4 October 1801, London. Reports that on 2 Oct. Great Britain and France announced signing of peace preliminaries. Believes news of French surrender at Alexandria hastened this event. Relates unconfirmed rumor that the preliminaries provide for a French guarantee of the integrity of the Turkish Empire (which must include the surrender of Egypt) and also for the security of the Kingdom of Naples. The equivalent British concessions remain secret; suspects that if they were honorable to the nation or bore “any similitude to the very high pretensions with which the English commenced the negotiation (which I have heard was the giving up of Belgium by the French),” they would have been more widely known by now. Remarks that “certain people … who may be supposed to know what is going on … appear very much chagrined at this Event.” Observes further that these preliminaries, as others have done before, may signal not peace but merely a shift in alliances as the prelude to a new war. The British public is joyous, assuming that peace has already been concluded. The value of the public stocks, the “omniums,” is rising and will doubtless make “many large fortunes.”

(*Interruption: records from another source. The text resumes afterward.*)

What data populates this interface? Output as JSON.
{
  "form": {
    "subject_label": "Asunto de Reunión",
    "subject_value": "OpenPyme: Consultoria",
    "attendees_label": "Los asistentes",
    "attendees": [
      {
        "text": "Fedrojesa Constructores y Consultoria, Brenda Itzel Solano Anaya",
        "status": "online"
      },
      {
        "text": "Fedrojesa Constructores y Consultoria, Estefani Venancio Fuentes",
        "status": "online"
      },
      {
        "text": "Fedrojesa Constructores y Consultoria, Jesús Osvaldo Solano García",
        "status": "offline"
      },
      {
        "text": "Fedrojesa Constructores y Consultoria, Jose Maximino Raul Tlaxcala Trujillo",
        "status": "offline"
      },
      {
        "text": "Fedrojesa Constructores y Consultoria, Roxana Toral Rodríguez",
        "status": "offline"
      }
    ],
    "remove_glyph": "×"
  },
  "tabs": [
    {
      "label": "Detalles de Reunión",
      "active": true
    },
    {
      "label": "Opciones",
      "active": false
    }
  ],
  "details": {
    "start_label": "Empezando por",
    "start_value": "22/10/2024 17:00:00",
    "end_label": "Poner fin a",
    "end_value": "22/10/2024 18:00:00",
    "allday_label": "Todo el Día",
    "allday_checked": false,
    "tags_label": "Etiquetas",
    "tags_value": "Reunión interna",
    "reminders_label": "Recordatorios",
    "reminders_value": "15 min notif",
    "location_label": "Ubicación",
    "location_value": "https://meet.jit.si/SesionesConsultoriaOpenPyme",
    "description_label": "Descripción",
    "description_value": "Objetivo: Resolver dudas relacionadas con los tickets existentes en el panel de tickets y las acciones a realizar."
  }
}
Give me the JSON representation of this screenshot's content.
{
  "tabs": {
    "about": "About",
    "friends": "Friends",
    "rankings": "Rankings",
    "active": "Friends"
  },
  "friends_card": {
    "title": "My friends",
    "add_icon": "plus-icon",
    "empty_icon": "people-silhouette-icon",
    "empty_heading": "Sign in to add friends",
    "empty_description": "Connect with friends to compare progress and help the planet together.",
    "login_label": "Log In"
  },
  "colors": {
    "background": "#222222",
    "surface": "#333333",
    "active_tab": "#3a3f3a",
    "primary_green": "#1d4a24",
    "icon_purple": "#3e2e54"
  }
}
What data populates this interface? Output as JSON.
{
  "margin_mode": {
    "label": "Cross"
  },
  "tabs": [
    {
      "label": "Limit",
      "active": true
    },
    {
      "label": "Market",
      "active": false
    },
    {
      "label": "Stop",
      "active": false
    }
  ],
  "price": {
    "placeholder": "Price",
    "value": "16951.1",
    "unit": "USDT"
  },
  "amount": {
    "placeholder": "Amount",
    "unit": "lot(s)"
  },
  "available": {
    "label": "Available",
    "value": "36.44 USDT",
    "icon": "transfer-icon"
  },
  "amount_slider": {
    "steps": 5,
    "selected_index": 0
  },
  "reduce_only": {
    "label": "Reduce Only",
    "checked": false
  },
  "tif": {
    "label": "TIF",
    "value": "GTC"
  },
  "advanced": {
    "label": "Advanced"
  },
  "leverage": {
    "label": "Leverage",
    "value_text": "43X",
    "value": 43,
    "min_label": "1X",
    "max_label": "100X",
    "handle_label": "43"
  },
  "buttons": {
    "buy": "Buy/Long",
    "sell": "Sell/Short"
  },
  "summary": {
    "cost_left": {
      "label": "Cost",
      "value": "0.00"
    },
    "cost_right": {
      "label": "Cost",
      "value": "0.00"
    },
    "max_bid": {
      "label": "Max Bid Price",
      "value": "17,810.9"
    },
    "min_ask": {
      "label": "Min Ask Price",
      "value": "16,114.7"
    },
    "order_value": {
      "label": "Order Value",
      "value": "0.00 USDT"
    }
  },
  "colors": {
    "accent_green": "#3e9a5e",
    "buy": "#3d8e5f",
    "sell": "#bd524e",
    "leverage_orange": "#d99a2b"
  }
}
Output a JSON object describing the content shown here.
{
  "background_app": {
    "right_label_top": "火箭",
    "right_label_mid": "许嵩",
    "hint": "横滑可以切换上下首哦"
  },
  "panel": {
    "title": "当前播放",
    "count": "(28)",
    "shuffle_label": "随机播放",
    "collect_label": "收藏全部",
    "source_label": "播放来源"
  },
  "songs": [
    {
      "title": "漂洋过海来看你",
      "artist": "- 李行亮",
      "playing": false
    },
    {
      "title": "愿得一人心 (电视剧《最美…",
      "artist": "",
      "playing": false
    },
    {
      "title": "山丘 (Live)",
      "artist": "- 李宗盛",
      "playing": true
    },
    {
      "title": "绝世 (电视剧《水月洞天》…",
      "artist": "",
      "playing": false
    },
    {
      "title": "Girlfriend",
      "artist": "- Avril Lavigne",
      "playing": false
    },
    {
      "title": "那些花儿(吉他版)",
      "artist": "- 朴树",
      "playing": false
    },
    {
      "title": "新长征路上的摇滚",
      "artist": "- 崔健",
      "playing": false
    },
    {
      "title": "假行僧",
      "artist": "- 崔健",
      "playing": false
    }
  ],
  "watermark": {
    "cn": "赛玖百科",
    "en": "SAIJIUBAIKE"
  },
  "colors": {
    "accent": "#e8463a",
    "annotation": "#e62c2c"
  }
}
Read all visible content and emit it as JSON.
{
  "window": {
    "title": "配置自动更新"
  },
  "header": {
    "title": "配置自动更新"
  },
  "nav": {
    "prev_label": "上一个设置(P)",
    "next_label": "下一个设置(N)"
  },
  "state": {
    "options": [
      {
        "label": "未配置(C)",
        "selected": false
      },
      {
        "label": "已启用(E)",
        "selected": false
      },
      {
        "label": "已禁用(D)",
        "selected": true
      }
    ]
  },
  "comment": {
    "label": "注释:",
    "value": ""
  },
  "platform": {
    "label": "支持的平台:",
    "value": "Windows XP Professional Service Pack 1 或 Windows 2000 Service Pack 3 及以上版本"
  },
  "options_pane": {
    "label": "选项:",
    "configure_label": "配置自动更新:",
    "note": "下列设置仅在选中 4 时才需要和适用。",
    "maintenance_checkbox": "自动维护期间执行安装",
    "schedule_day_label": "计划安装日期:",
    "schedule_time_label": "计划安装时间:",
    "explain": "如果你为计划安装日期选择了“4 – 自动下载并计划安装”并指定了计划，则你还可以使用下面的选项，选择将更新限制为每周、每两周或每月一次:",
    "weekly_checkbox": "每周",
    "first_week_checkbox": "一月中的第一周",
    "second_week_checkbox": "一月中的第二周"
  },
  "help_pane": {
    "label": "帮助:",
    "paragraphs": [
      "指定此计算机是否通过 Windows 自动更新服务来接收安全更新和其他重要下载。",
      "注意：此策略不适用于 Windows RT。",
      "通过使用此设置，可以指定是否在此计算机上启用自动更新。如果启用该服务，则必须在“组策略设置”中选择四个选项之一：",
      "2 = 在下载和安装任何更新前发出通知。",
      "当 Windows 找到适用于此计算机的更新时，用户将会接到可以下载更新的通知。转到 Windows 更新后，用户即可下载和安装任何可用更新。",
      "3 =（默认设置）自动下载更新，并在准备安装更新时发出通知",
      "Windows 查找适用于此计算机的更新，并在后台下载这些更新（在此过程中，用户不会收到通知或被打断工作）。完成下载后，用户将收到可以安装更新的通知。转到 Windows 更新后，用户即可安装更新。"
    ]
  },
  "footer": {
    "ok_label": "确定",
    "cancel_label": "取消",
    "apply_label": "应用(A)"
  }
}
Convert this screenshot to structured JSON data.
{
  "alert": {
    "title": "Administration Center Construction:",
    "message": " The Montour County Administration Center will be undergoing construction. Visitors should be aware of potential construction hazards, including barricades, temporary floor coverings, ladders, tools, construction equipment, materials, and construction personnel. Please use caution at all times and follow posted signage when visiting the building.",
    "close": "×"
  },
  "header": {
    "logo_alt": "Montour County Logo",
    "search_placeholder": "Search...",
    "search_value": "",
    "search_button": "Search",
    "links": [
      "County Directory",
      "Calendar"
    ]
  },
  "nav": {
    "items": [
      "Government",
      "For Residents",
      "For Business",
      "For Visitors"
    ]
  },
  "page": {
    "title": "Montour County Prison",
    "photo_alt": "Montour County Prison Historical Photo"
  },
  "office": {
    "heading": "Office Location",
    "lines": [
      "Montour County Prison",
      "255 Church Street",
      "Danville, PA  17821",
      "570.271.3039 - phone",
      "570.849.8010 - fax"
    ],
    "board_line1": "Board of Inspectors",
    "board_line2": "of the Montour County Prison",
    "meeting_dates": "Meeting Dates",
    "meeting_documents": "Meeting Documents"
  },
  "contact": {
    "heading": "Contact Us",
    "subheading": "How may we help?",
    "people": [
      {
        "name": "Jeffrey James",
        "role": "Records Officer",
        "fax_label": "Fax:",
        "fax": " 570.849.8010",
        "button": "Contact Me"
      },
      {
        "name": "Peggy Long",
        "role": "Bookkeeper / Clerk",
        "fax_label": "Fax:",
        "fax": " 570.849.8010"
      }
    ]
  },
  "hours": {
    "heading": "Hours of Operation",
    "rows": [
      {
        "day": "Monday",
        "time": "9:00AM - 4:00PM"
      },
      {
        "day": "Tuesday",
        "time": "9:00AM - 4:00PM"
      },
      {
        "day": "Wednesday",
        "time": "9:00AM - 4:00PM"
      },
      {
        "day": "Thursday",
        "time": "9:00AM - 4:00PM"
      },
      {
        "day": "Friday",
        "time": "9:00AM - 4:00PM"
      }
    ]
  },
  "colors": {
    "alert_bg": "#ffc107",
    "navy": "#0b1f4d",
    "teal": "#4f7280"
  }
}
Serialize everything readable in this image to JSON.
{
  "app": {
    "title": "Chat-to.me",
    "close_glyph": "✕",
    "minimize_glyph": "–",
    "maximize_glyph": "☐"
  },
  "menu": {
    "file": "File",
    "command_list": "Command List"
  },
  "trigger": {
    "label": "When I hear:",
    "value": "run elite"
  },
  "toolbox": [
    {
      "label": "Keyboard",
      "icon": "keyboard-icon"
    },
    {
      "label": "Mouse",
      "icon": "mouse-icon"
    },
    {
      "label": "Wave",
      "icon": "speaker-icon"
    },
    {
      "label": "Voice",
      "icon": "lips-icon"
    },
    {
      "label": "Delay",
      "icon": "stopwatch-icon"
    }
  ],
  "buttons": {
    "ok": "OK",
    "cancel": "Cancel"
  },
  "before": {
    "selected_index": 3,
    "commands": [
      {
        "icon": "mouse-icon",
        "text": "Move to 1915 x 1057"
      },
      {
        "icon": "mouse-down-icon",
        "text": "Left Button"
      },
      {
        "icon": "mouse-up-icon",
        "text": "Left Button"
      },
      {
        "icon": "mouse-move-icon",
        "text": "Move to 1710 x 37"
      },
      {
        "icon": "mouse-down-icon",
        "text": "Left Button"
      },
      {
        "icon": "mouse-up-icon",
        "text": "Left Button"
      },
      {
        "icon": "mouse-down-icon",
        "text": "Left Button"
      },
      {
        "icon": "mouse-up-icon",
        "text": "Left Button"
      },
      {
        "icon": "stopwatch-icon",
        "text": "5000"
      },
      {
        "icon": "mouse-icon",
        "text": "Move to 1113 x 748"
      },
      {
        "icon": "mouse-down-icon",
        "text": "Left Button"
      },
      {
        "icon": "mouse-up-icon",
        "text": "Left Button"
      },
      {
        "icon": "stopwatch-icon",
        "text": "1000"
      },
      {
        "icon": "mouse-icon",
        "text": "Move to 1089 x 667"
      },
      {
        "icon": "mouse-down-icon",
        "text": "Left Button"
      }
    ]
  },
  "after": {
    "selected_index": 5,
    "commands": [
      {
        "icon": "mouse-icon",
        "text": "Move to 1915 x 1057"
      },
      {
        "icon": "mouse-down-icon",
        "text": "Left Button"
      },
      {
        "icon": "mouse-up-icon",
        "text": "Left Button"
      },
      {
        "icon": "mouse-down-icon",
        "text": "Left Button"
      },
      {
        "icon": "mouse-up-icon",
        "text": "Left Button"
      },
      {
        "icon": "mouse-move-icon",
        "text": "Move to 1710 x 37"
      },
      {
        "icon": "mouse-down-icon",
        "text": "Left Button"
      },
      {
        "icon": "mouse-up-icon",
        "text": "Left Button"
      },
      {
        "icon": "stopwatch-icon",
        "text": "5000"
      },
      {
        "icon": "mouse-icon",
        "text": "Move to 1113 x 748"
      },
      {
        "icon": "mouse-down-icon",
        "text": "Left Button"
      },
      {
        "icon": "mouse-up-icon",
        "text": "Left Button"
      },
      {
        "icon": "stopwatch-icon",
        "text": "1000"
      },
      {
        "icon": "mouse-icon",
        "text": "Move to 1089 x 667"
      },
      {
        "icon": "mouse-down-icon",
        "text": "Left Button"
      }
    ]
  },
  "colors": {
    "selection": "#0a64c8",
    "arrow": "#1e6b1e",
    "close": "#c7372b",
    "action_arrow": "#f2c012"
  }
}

Reports that Liston has not been sent to Constantinople as was announced in the U.S. and that he desires to be sent to America but his conduct in America was thought to have been “too mild & conciliatory.” Doubts that Great Britain will send another minister out immediately. American affairs are considered “least urgent.” Fears that the present situation will delay Rufus King’s negotiations, which may well be “adjourned sine die, even tho’ all the leading points of any difficulty seem to have been determined upon.” Notes in a postscript that he expects his exequatur to be delivered 5 Oct. and mentions further rumors that Great Britain has given up everything in the peace except Trinidad and Ceylon. The cape [of Good Hope] will be made a free port; thus Great Britain’s acquisitions have cost four years of “calamitous war” and £290 million.